Aerospatiale SA-330 Puma P2-PAZ (c/n 1459) in New Guinea (Nigel Apperley)
Country of origin:
Medium-lift utility helicopter
Two 1,175-kw (1,575-shp) Turbomeca IVC turboshafts
- Rotor diameter: 15.08 m (49 ft 2 ½ in)
- Fuselage length: 14.06 m (46 ft 1 ½ in)
- Height: 5.14 m (16 ft 10 in)
- Max speed: 262 km/h (163 mph)
- Max continuous cruising speed at sea level: 257 km/h (159 mph)
- Max inclined rate of climb: 426 m/min (1,400 ft/min)
- Hovering ceiling in ground effect: 2,230 m (7,315 ft)
- Max range with standard fuel: 550 km (342 miles)
- Empty weight: 3,615 kg (7,969 lb)

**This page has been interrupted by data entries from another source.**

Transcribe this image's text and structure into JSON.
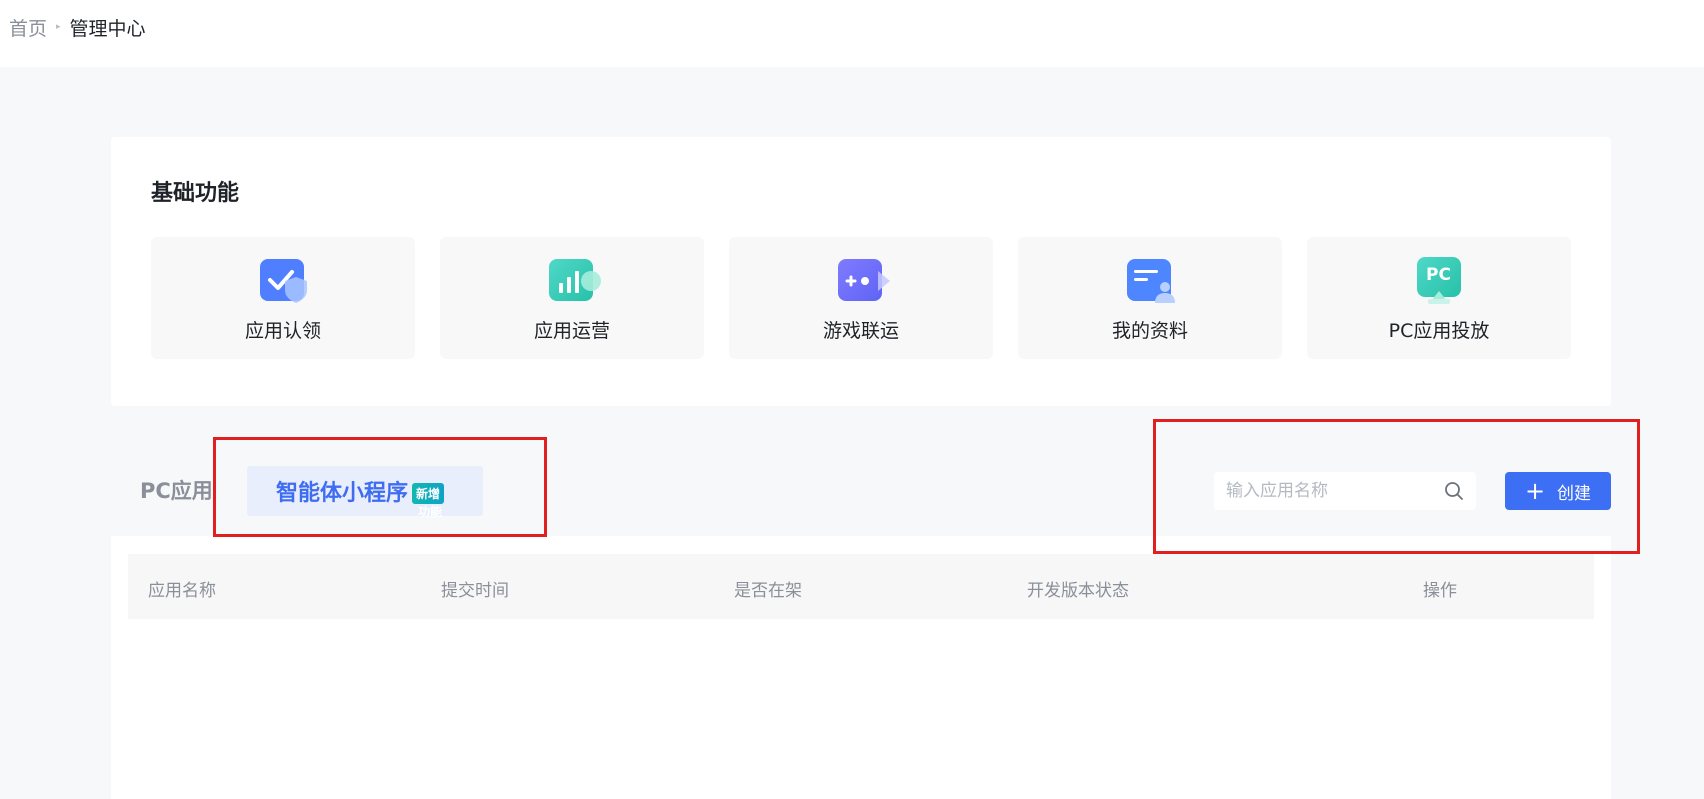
{
  "breadcrumb": {
    "home": "首页",
    "separator": "▸",
    "current": "管理中心"
  },
  "basic": {
    "title": "基础功能",
    "tiles": [
      {
        "label": "应用认领",
        "icon": "claim-shield-icon"
      },
      {
        "label": "应用运营",
        "icon": "bar-chart-icon"
      },
      {
        "label": "游戏联运",
        "icon": "game-controller-icon"
      },
      {
        "label": "我的资料",
        "icon": "profile-card-icon"
      },
      {
        "label": "PC应用投放",
        "icon": "pc-monitor-icon",
        "icon_text": "PC"
      }
    ]
  },
  "tabs": {
    "pc_apps": "PC应用",
    "agent_mini": "智能体小程序",
    "badge_new": "新增",
    "badge_sub": "功能"
  },
  "search": {
    "placeholder": "输入应用名称",
    "value": ""
  },
  "create_button": {
    "label": "创建"
  },
  "table": {
    "columns": [
      "应用名称",
      "提交时间",
      "是否在架",
      "开发版本状态",
      "操作"
    ]
  },
  "colors": {
    "primary": "#3d6ff5",
    "annotation": "#e02020",
    "badge": "#12b8b0"
  }
}
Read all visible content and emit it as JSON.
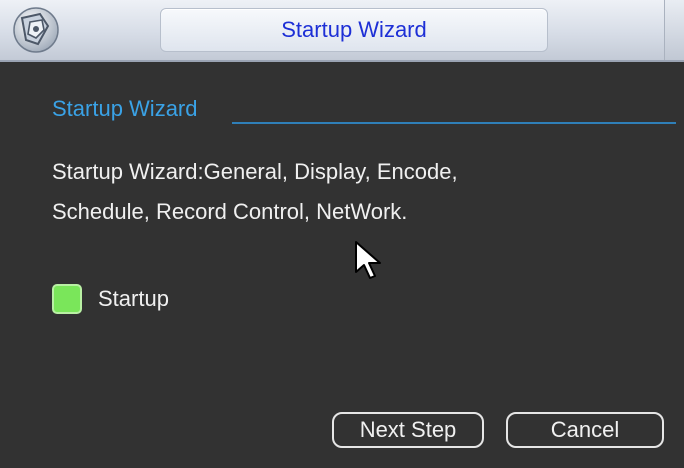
{
  "window": {
    "title": "Startup Wizard"
  },
  "section": {
    "title": "Startup Wizard"
  },
  "description": {
    "line1": "Startup Wizard:General, Display, Encode,",
    "line2": "Schedule, Record Control, NetWork."
  },
  "startup": {
    "label": "Startup",
    "checked": true
  },
  "buttons": {
    "next": "Next Step",
    "cancel": "Cancel"
  },
  "colors": {
    "title_text": "#1d2fd6",
    "section_title": "#3aa2e6",
    "checkbox": "#7ae65a",
    "background": "#323232"
  },
  "icons": {
    "app_logo": "app-logo-icon",
    "cursor": "mouse-pointer-icon"
  }
}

- Loaded weight: 7,500 kg (16,534 lb)
The Puma series of helicopters was designed and developed by the National Aerospatiale Company in France in the early 1960s to meet a requirement of the French Army for a medium-lift, twin-engine, helicopter. In this role the Puma could accommodate a crew of two and sixteen troops.
The prototype was flown for the first time on 15 April 1965 powered by 1,268-kw (1,700-shp) Turbomeca Makila turboshafts, and the type was immediately ordered for the French Army, with the first production batch being known as the SA 330B. After discussions with the British Government, the Puma then became one of three helicopters included in an Anglo-French co-production agreement, and the type entered service with the British Army. This model became known as the SA-330E, and differed only slightly from the French model. Both models, the SA 330B and 330E, were powered by two 991-kw (1,328-shp) Turbomeca Turmo III C4 turboshafts.
The Puma was also developed for the civil medium-lift role, and the prototype of this model, the SA 330F, fitted with two 1,175-kw (1,575-shp) Turbomeca IVCC turboshafts, was flown for the first time on 26 September 1969. The SA 330F was marketed mainly in the passenger role, and could carry a crew of two and sixteen passengers. It has seen work with commuter airlines, and with oil companies for off-shore oil-rig work; or with eight to twelve passengers in the VIP role. In the civil cargo role the SA 330C, a special freight variant, could lift 3,000 kg (6,600 lb) under the fuselage on an internally mounted sling. This variant had Turmo III C4 turboshafts, and was later replaced on the production line by the 330G with Turmo IVC engine.
Further development led to the SA 330G, the 330J for the passenger role, and the 330L, another cargo variant, which had newer technology main rotors of composite construction and a higher certificated gross weight. The type has been very popular around the world, and a number have been operated in this region on off-shore oil rig work by Bristow Helicopters, a British company, and Lloyds Helicopters. Aircraft registered include SA 330Js: VH-BHO (c/n 1526) registered in January 1979 and exported to Malaysia as 9M-SSI in January 1981. It later returned as VH-WOA (ex 9M-SSI, G-BFSV, VH-BHO, G-PFSV). Others have included VH-WOB (c/n 1472 – ex-G-BERG); VH-WOC (c/n 1475 – ex –G-BERI); VH-WOD (c/n 1478 – ex G-BFEU); and VH-WOF (c/n 1508 – ex G-BFKZ).